Items listed in a dataset:
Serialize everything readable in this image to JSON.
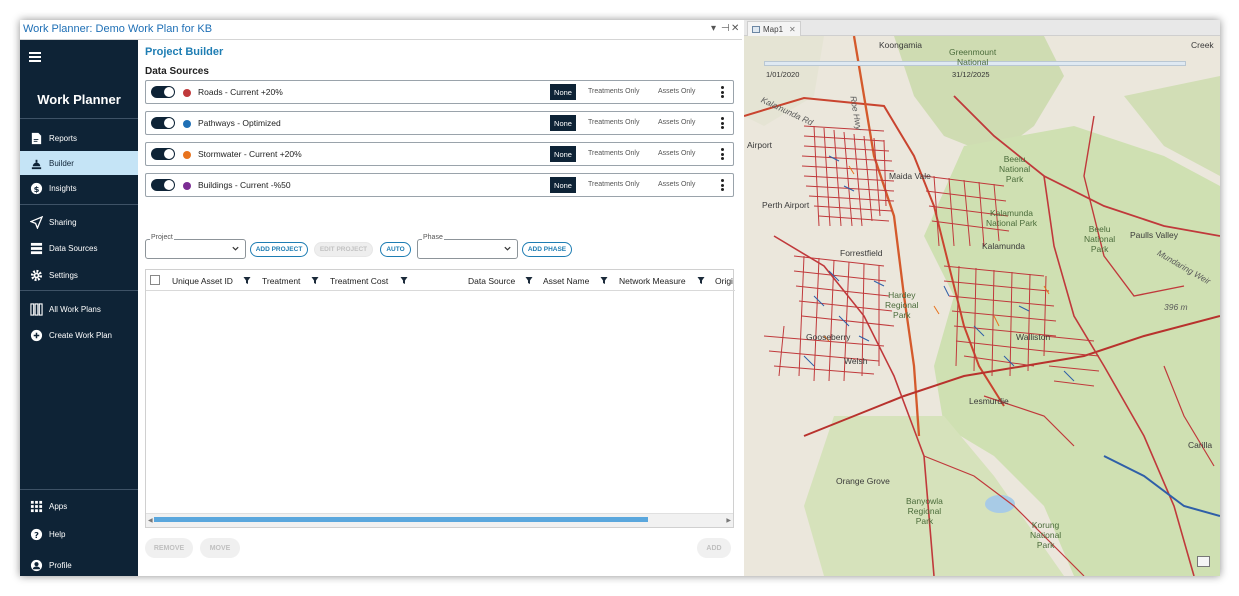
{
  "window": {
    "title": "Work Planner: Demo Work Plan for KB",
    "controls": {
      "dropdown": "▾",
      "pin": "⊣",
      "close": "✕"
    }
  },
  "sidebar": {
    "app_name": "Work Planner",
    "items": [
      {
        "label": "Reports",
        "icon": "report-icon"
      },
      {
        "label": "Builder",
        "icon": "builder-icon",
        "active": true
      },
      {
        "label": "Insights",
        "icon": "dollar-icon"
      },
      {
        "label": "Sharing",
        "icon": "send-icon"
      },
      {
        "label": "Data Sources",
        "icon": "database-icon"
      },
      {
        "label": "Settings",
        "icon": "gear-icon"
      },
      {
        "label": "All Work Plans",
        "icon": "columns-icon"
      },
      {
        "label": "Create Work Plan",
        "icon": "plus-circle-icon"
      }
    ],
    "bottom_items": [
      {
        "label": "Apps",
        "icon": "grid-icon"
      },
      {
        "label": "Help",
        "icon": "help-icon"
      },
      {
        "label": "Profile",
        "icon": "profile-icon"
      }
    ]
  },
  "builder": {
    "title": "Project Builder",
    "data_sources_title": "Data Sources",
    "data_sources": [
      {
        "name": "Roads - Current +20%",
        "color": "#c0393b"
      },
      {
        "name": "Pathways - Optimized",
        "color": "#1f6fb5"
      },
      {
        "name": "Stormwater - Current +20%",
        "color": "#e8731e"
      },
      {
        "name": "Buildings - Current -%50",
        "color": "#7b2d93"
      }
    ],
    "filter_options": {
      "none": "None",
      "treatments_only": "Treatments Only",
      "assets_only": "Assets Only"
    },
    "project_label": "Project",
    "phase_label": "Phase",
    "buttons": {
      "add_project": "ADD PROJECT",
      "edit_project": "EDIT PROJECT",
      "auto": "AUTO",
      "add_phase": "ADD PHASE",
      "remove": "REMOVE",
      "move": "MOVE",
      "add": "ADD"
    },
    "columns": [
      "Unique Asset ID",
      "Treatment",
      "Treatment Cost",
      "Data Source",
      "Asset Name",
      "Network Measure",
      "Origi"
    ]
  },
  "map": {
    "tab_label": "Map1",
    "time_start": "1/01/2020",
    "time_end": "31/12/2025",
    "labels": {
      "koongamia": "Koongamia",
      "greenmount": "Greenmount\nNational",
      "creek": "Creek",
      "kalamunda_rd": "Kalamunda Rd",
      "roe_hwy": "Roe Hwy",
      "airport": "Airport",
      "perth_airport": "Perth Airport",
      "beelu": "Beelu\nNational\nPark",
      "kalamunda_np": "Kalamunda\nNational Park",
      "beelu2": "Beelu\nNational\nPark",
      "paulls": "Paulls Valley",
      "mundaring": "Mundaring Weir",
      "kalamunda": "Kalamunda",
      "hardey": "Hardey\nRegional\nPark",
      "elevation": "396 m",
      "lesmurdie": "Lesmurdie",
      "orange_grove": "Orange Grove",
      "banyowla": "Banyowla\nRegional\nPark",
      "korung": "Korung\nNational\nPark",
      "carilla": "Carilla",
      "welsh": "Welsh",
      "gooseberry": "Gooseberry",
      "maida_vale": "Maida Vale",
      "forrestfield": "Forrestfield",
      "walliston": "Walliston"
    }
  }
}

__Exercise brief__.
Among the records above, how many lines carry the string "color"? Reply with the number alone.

__Output below__.
4